So I made my way through six movies (watched in bits and pieces, depending on how long I could stay standing), the best of which was The Man Who Knew Infinity.  Wow! Imagine complicated mathematical formulae appearing in your brain the way Mozart received music!  Fascinating movie about someone who should be as famous as Einstein.

When I wasn’t sweeping the floors and watching movies, I went out to the gardens and stared at the ground, wishing and hoping.  In between, I walked back and forth between the house to the far barn, because walking actually made everything feel better.  This kept the sheep busy.  They have become terrible beggars.  The minute Cinco, whose “baa” is beginning to sound testosterone-infused, catches sight of me, he comes running–just in case I’m bringing something edible.  He even tried nibbling on my fingers the other day.  And no, he’s not starving to death.  All three of them look properly plump.  Perhaps a bit too plump.  But they would walk with me on the other side of their fence, hoping and wishing.



Once I reached the far barn I’d be greeted by my not-so-little-anymore gilts, who make very certain they stop just short of the electric tape.  Yep, the tape works.  Although I have three lines of tape run at the lowest levels of the poles–the highest one is just below knee-level to me, making it easy for me to step over–I could take out the two lower tapes and use them elsewhere .  Every time the girls get close to the fence, they pause, reach out toward the tape with the tips of their snouts and sniff.  Can they smell the electricity or do they get a little buzz at that short distance?  I always know when they make contact.  No doubt the neighbors do as well.  I swear their “YARP!”s  echo for miles.

For the record, the turkeys are careful with the tape too, ducking their heads nearly to the ground so the bare skin on their noggins don’t touch it.  Given that feathers are great insulators, they let the tape slide over their backs.

While I meandered around the turkey barn, I’d spend a time with Tom, watching and worrying.  I’m pretty sure that he’s going blind.  Is this why he and Tommy 2 are so bonded?  They’ve become inseparable, grazing together away from the bulk of the flock these days.

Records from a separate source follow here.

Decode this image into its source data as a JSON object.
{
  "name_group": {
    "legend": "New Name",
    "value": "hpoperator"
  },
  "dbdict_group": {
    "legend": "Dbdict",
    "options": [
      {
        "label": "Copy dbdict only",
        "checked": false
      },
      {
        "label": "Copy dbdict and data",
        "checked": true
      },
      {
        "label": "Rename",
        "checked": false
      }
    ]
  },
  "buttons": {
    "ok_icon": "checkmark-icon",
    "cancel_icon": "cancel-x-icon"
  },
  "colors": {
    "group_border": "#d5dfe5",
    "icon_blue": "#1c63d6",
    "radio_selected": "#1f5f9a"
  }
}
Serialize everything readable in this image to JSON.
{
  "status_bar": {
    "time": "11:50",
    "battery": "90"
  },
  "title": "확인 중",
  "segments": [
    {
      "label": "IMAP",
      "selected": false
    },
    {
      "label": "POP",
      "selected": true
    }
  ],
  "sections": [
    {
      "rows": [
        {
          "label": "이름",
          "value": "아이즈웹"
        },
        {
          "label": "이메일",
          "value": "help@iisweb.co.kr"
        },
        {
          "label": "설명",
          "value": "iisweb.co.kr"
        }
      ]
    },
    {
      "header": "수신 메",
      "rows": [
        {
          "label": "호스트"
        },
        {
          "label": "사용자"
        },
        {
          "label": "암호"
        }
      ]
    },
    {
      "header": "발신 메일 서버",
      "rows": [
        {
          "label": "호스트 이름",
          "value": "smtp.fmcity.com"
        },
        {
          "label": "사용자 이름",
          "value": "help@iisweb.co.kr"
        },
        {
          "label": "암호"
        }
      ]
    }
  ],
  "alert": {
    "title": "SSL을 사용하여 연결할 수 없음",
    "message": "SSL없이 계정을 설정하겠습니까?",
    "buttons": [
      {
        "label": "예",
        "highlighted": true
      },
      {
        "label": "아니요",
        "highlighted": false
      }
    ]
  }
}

There’s none of the aggression between them that I’ve seen in the past between Tom and his sons.  They don’t even press themselves into the scrums forming between this year’s little toms.  In the past, Tom has always participated in the great “king of the coop” game, making sure all the boys know that he’s their one true king.  I guess that’s not necessary this year, what with Tommy 2 so clearly heir apparent.  So the elder statesmen stand back and watch as the younger lads circle each other, grabbing snoods or wattles and yanking until one of them peeps “Uncle”.

newducksOn the way back to the house, I’d stop in to take a peek at my new ducks.  Thank you Su!  Not only did my friend give me her adult ducks, twenty-six days ago she provided seven fertile duck eggs.  Those eggs have been sitting under two broody hens in the turkey coop.  (Where else would hens go to hatch eggs, right? Sheesh.)  I should have ducklings on the 15th. Su assures me the hens will raise the ducklings as ducks.  She says her hen Emma raised two clutches of ducklings, taking her odd little babies to the kiddie pool were the babies did their ducky thing while the hen was content to watch.  I’m not sure my girls are all that smart, but you can be certain I’ll be reporting in on any duckling arrivals next week.

Oh, and obviously the enforced time out of the chair and away from the computer did the trick as here I am, once more typing away.  Then again, I promised myself I wouldn’t be doing any more heavy lifting.  It’s no more than fifty pounds for the next few weeks.  In case you’re wondering, it has to be fifty pounds since that’s the weight of a bag of turkey food.   And so it goes…



© Denise Domning, 2023